On October 26, a group of demonstrators rallied in Moscow to protest against the results of the mayoral election in the southern Dagestani city of Derbent on October 11. Over 300 people were reported to have taken part in the protest. Derbent’s acting mayor, Felix Kaziahmedov, claimed victory in the election, while his main opponent, Imam Yaraliev, declared the election fraudulent. Now the opposition is trying to overturn the results of the election, citing the fact that over one-third of the city’s polling stations failed to open for voting. Yaraliev, formerly Dagestan’s prosecutor-general and currently the head of a Dagestani district, stated that Dagestan’s President Mukhu Aliev, had opposed him and helped the city’s acting mayor. Felix Kaziahmedov, for his part, accused Yaraliev of bribing the voters and of issuing threats. Yaraliev and his supporters mutedly threatened the government authorities, saying that it was hard for them to stay within the realm of legality given that the authorities did not comply even with court decisions (www.kavkaz-uzel.ru, October 26).
The authoritative Dagestani newspaper Novoe Delo provided astonishing figures on the resources that were spent in the electoral campaign in Derbent, which has a population of a little more than 100,000. According to the weekly, the campaign cost the two principal candidates, Yaraliev and Kaziahmedov, over $30 million. The publication claimed that $1 million dollars was spent by one of the candidates’ teams to assure that a third candidate withdrew from the race. It also claimed that local elections previously cost $100,000 to $200,000 and that even the elections for a deputy to the Russian State’s Duma cost around $2 million (Novoe Delo, October 16).
The importance of the Derbent election for Dagestani President Mukhu Aliev, who allegedly threw his weight behind one of the candidates in the race, may be due to the fact that Aliev’s presidential term ends in early 2010. Aliev, who is 69 years old, is thought to have strong ambitions to stay in power after his first term expires, and thus, he is trying to demonstrate to Moscow that he can provide the desired outcomes in local elections while solidifying his grip on power. Despite his evident success, some observers in Dagestan regard his victory in Derbent as a feat that will weaken him over time because of his overuse of resources.

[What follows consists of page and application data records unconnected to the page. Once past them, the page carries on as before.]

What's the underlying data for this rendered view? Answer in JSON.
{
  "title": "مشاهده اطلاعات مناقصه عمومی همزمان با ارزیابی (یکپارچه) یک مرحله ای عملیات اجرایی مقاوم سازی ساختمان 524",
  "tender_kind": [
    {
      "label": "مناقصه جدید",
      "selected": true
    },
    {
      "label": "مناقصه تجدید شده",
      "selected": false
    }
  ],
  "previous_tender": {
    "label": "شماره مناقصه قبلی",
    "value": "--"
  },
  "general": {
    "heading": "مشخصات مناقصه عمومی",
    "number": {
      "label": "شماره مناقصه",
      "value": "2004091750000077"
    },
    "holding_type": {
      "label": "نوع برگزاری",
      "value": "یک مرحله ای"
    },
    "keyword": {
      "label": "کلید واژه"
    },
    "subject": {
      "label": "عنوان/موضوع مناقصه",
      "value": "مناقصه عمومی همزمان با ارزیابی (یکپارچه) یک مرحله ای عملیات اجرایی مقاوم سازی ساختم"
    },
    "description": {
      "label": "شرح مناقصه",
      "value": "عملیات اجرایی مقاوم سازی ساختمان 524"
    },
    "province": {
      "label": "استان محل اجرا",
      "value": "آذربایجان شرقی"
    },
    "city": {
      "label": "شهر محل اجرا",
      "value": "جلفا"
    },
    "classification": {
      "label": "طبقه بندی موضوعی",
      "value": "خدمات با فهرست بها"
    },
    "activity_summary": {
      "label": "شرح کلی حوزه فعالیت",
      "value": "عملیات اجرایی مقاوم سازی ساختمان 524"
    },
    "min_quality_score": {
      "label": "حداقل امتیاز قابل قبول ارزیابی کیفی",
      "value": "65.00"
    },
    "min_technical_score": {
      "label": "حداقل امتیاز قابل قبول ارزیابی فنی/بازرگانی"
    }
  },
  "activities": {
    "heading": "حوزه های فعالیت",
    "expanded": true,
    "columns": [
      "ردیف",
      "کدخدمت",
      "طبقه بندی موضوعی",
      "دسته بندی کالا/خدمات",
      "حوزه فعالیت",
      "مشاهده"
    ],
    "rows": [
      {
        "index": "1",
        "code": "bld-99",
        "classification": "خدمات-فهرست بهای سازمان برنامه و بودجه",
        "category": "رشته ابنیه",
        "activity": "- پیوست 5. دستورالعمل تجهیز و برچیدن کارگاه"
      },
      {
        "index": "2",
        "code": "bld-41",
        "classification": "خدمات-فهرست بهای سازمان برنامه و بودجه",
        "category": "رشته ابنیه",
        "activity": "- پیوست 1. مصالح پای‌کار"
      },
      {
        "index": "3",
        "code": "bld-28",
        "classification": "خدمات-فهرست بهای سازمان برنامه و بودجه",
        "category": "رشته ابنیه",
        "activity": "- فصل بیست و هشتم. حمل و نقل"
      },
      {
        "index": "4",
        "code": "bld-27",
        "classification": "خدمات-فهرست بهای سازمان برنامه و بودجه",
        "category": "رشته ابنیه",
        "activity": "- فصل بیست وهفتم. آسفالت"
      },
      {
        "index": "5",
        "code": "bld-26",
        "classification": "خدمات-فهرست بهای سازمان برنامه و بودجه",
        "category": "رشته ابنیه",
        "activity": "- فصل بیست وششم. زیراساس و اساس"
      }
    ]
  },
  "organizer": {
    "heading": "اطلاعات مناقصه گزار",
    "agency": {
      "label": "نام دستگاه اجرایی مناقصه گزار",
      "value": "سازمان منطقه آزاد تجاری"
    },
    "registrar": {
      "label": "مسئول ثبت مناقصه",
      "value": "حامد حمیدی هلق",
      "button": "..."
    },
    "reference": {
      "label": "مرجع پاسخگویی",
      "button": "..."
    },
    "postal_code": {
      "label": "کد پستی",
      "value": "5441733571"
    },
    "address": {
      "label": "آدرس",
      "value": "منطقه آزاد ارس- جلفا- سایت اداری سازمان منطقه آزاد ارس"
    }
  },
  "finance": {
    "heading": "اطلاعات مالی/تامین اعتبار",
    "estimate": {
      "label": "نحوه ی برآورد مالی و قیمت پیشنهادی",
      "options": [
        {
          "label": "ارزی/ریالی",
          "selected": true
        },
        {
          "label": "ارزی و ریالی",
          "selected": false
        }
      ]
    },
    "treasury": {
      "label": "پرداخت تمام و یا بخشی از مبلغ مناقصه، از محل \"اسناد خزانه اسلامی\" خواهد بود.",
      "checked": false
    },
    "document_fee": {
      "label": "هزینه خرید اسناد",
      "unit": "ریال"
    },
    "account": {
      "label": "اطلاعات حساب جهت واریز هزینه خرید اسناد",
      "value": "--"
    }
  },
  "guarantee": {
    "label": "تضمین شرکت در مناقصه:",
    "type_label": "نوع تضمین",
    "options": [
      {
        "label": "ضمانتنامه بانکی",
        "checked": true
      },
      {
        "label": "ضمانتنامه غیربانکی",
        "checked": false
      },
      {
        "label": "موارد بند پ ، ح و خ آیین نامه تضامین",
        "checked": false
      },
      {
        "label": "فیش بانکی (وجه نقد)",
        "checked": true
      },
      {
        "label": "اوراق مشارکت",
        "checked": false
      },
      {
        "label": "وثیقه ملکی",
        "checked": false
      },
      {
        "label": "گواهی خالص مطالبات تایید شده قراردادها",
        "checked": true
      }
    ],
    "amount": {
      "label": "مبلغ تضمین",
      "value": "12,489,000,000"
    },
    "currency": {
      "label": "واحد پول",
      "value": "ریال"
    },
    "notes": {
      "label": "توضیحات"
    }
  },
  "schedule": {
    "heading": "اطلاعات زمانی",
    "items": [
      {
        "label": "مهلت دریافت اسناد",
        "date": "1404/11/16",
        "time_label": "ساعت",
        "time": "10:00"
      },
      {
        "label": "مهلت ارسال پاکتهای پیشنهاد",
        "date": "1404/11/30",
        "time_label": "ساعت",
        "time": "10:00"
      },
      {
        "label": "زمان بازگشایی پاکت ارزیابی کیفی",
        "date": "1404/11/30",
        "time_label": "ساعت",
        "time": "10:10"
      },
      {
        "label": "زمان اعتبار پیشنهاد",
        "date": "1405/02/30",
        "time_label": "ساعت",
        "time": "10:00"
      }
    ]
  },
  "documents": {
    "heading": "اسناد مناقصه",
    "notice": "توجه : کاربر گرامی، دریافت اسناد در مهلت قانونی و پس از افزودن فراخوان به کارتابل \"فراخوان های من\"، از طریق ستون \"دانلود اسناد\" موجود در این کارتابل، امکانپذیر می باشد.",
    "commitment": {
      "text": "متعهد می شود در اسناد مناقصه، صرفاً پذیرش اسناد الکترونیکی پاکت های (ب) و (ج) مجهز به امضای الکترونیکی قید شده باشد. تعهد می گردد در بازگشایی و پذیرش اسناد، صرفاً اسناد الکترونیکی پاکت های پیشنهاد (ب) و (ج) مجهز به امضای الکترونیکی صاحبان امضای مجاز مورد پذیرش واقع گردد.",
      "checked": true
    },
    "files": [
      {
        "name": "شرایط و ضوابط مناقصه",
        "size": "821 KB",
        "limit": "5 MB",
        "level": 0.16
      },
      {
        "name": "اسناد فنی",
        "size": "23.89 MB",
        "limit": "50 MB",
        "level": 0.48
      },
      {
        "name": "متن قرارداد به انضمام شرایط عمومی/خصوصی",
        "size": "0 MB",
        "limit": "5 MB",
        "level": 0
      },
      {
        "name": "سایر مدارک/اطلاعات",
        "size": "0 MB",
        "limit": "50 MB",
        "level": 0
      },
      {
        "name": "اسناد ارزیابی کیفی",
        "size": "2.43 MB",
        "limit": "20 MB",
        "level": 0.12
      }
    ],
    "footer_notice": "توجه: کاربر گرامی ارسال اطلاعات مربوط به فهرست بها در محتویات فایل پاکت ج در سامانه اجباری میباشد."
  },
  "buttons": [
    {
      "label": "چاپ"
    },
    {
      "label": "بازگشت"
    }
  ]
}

Despite the questionable techniques used during the October 11 elections in Dagestan, they also demonstrated how Dagestan stands out in the region for its political pluralism. Not only was the public served diverse opinions on the elections in the print media, but opposing views even made it to the republic’s TV screens, something not normally observed elsewhere in the North Caucasus or even Russian regions outside the North Caucasus (Dagestanskaya Pravda, October 22).
Dagestan’s ethnic diversity forces the republic’s government to concede to power-sharing schemes with ethnic clans. On October 28, Dagestan’s president appointed another deputy to the prime minister in a reflection of the republic’s complex ethnic make-up, thus bringing the number of his deputies to seven -that is, one less than the number of deputies serving Russian Prime Minister Vladimir Putin. Earlier, President Aliev expressed his wish to inscribe an ethnic power sharing scheme even in the republic’s laws, something that Moscow has opposed, given the fact that it has been trying to sustain a rigid “power vertical” under which all subjects of the Russian Federation appear to be the same (www.kavkaz-uzel.ru, April 23).
Political struggles in Dagestan go hand in hand with violence against its law enforcement agencies. On October 28 alone, one member of the military, two policemen and one civilian were killed in three different locations in the republic. It is ironic that the same Dagestani villages Chabanmakhi, Karmakhi and several others that had declared the primacy of the Sharia law back in 1999 were declared a counterterrorist operation zone on October 28 –ten years later– as if there had been no continual counter-terrorist operation going on in Chechnya and Dagestan all these years (www.kavkaz-uzel.ru, October 28).
Russian interior ministry troops felt so unsafe in these villages that after dark they reportedly suspended their mop-up operation, waiting for dawn in the area that the Russian military had swept through in 1999, at the beginning of the second Russian-Chechen war. No militants were harmed during the eight hours of the operation, but the Special Forces suffered one casualty (www.riadagestan.ru, October 28). On October 25, two separate explosions shook Dagestan’s capital Makhachkala. A policeman was injured when a police bus came under attack and a railway was damaged in another explosion (www.kavkaz-uzel.ru, October 25).
The situation in Dagestan is displaying a continuing trend of destabilization, as important public institutions like elections do not function as designed and the non-systemic opposition continues its attacks even in the areas it was supposedly cleansed from by the security services ten years ago. The current leadership of Dagestan appears to be too consumed by the ongoing power struggle to think about anything beyond reaching its short-term political goals.